**Your goal**
Each line of the data below should be restated exactly, with images left out.

Recorded data
----

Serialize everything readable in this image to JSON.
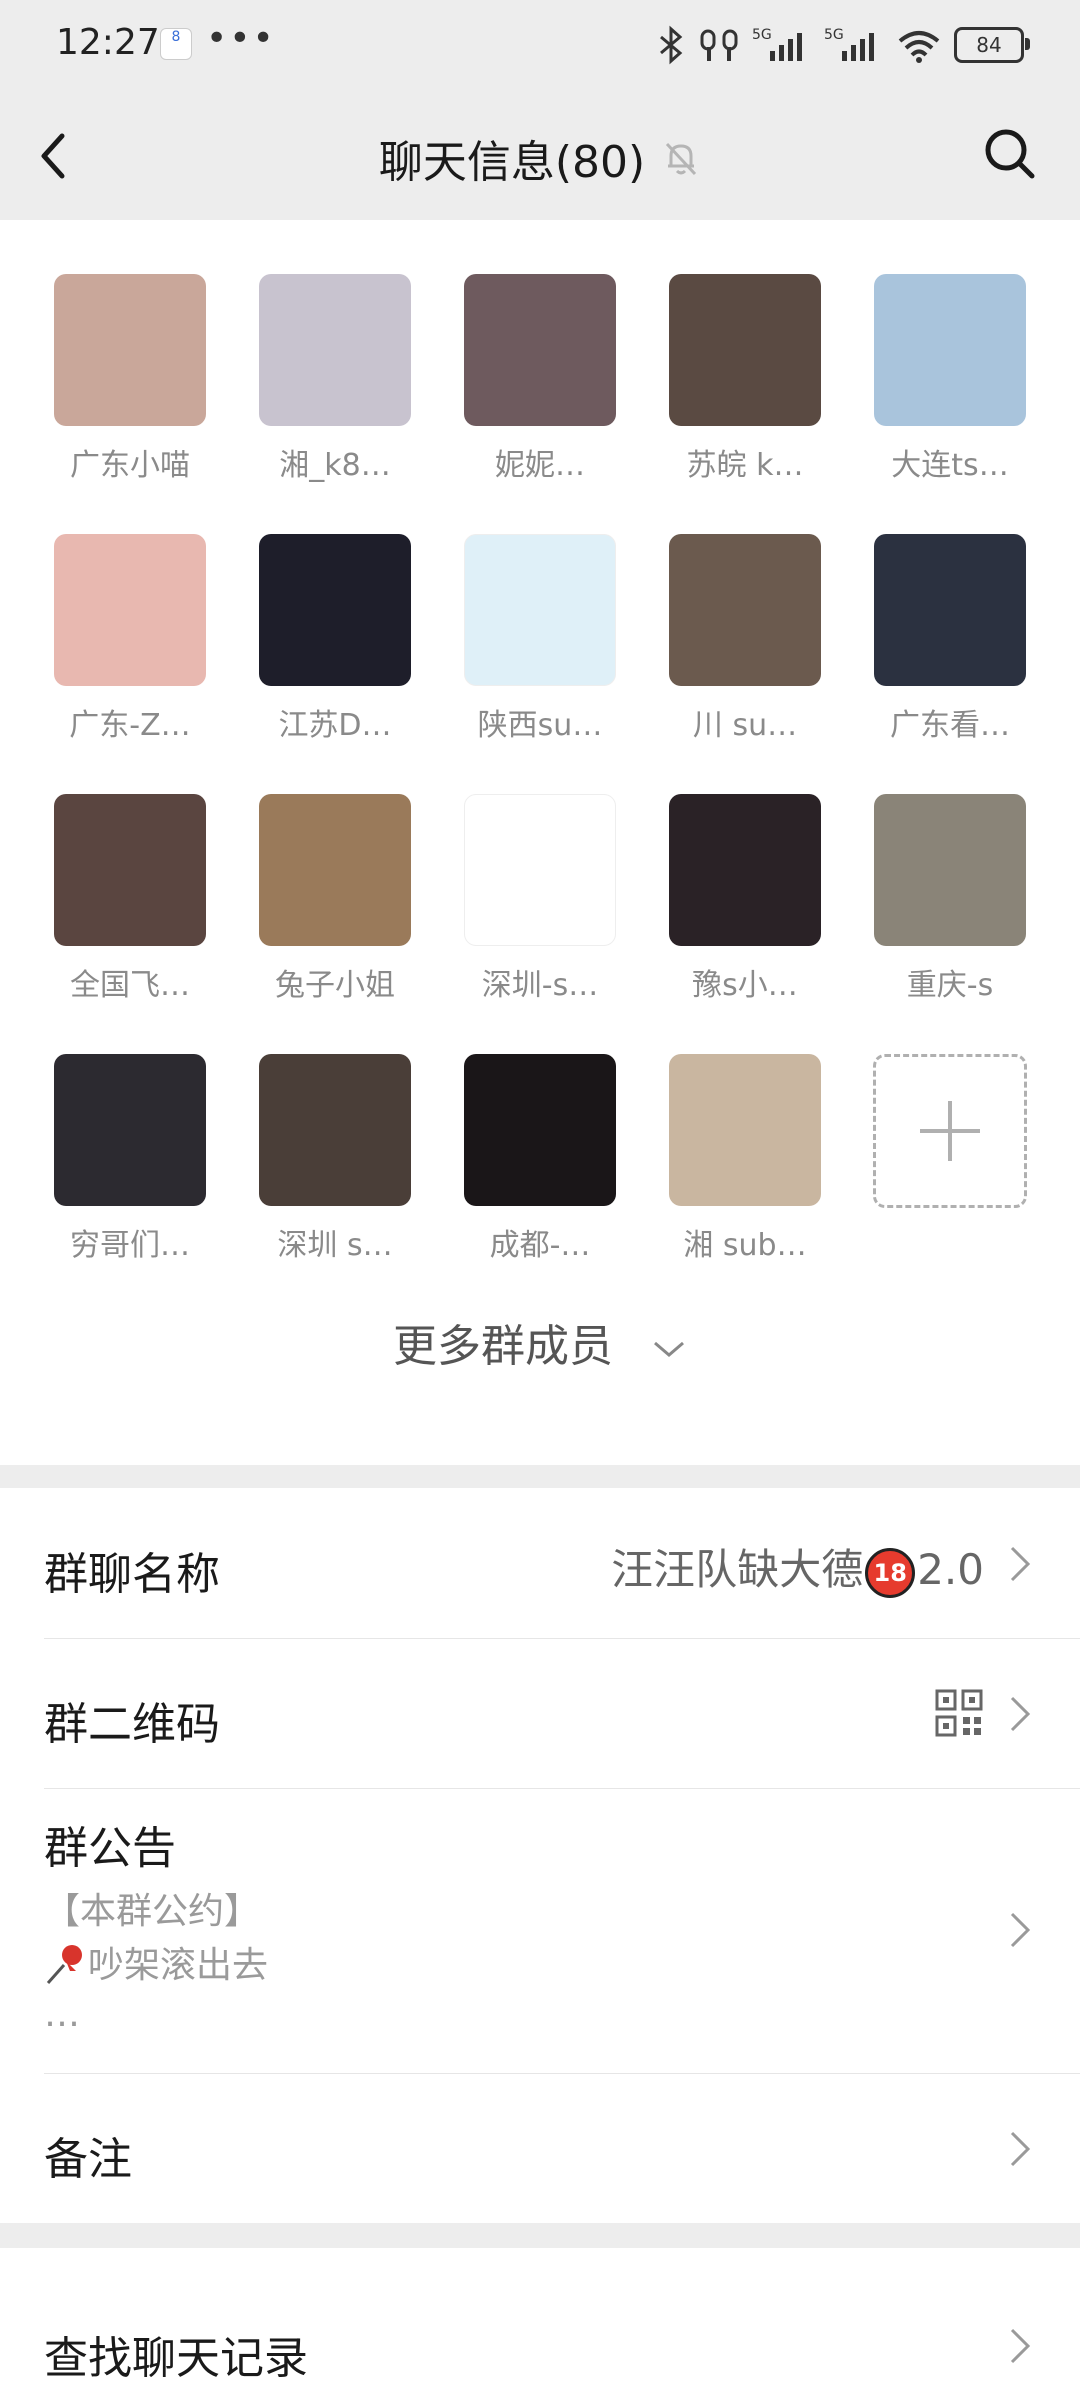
{
  "status_bar": {
    "time": "12:27",
    "notification_badge": "8",
    "more_dots": "•••",
    "battery": "84",
    "network_labels": [
      "5G",
      "5G"
    ],
    "icons": [
      "bluetooth-icon",
      "earbuds-icon",
      "signal-icon",
      "signal-icon",
      "wifi-icon",
      "battery-icon"
    ]
  },
  "nav": {
    "title": "聊天信息(80)",
    "icons": [
      "back-icon",
      "mute-bell-icon",
      "search-icon"
    ]
  },
  "members": [
    {
      "name": "广东小喵",
      "color": "#c9a79a"
    },
    {
      "name": "湘_k8…",
      "color": "#c8c3cf"
    },
    {
      "name": "妮妮…",
      "color": "#6e5a5e"
    },
    {
      "name": "苏皖 k…",
      "color": "#5a4a42"
    },
    {
      "name": "大连ts…",
      "color": "#a9c4dc"
    },
    {
      "name": "广东-Z…",
      "color": "#e8b8b0"
    },
    {
      "name": "江苏D…",
      "color": "#1e1e2a"
    },
    {
      "name": "陕西su…",
      "color": "#dff0f8"
    },
    {
      "name": "川  su…",
      "color": "#6b5a4e"
    },
    {
      "name": "广东看…",
      "color": "#2b3140"
    },
    {
      "name": "全国飞…",
      "color": "#5a4540"
    },
    {
      "name": "兔子小姐",
      "color": "#9a7a5a"
    },
    {
      "name": "深圳-s…",
      "color": "#ffffff"
    },
    {
      "name": "豫s小…",
      "color": "#2a2226"
    },
    {
      "name": "重庆-s",
      "color": "#8a8478"
    },
    {
      "name": "穷哥们…",
      "color": "#2c2a30"
    },
    {
      "name": "深圳 s…",
      "color": "#4a3e38"
    },
    {
      "name": "成都-…",
      "color": "#1a1618"
    },
    {
      "name": "湘 sub…",
      "color": "#c9b6a0"
    }
  ],
  "add_member_icon": "plus-icon",
  "more_members": "更多群成员",
  "rows": {
    "group_name": {
      "label": "群聊名称",
      "value_before": "汪汪队缺大德",
      "badge": "18",
      "value_after": "2.0"
    },
    "qr_code": {
      "label": "群二维码",
      "icon": "qr-code-icon"
    },
    "notice": {
      "label": "群公告",
      "line1": "【本群公约】",
      "line2": "吵架滚出去",
      "line3": "…",
      "pin_icon": "pushpin-icon"
    },
    "remark": {
      "label": "备注"
    },
    "search_history": {
      "label": "查找聊天记录"
    }
  }
}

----

**Answer section**
Serialize everything readable in this image to JSON.
{
  "status_bar": {
    "time": "12:27",
    "notification_badge": "8",
    "more_dots": "•••",
    "battery": "84",
    "network_labels": [
      "5G",
      "5G"
    ],
    "icons": [
      "bluetooth-icon",
      "earbuds-icon",
      "signal-icon",
      "signal-icon",
      "wifi-icon",
      "battery-icon"
    ]
  },
  "nav": {
    "title": "聊天信息(80)",
    "icons": [
      "back-icon",
      "mute-bell-icon",
      "search-icon"
    ]
  },
  "members": [
    {
      "name": "广东小喵",
      "color": "#c9a79a"
    },
    {
      "name": "湘_k8…",
      "color": "#c8c3cf"
    },
    {
      "name": "妮妮…",
      "color": "#6e5a5e"
    },
    {
      "name": "苏皖 k…",
      "color": "#5a4a42"
    },
    {
      "name": "大连ts…",
      "color": "#a9c4dc"
    },
    {
      "name": "广东-Z…",
      "color": "#e8b8b0"
    },
    {
      "name": "江苏D…",
      "color": "#1e1e2a"
    },
    {
      "name": "陕西su…",
      "color": "#dff0f8"
    },
    {
      "name": "川  su…",
      "color": "#6b5a4e"
    },
    {
      "name": "广东看…",
      "color": "#2b3140"
    },
    {
      "name": "全国飞…",
      "color": "#5a4540"
    },
    {
      "name": "兔子小姐",
      "color": "#9a7a5a"
    },
    {
      "name": "深圳-s…",
      "color": "#ffffff"
    },
    {
      "name": "豫s小…",
      "color": "#2a2226"
    },
    {
      "name": "重庆-s",
      "color": "#8a8478"
    },
    {
      "name": "穷哥们…",
      "color": "#2c2a30"
    },
    {
      "name": "深圳 s…",
      "color": "#4a3e38"
    },
    {
      "name": "成都-…",
      "color": "#1a1618"
    },
    {
      "name": "湘 sub…",
      "color": "#c9b6a0"
    }
  ],
  "add_member_icon": "plus-icon",
  "more_members": "更多群成员",
  "rows": {
    "group_name": {
      "label": "群聊名称",
      "value_before": "汪汪队缺大德",
      "badge": "18",
      "value_after": "2.0"
    },
    "qr_code": {
      "label": "群二维码",
      "icon": "qr-code-icon"
    },
    "notice": {
      "label": "群公告",
      "line1": "【本群公约】",
      "line2": "吵架滚出去",
      "line3": "…",
      "pin_icon": "pushpin-icon"
    },
    "remark": {
      "label": "备注"
    },
    "search_history": {
      "label": "查找聊天记录"
    }
  }
}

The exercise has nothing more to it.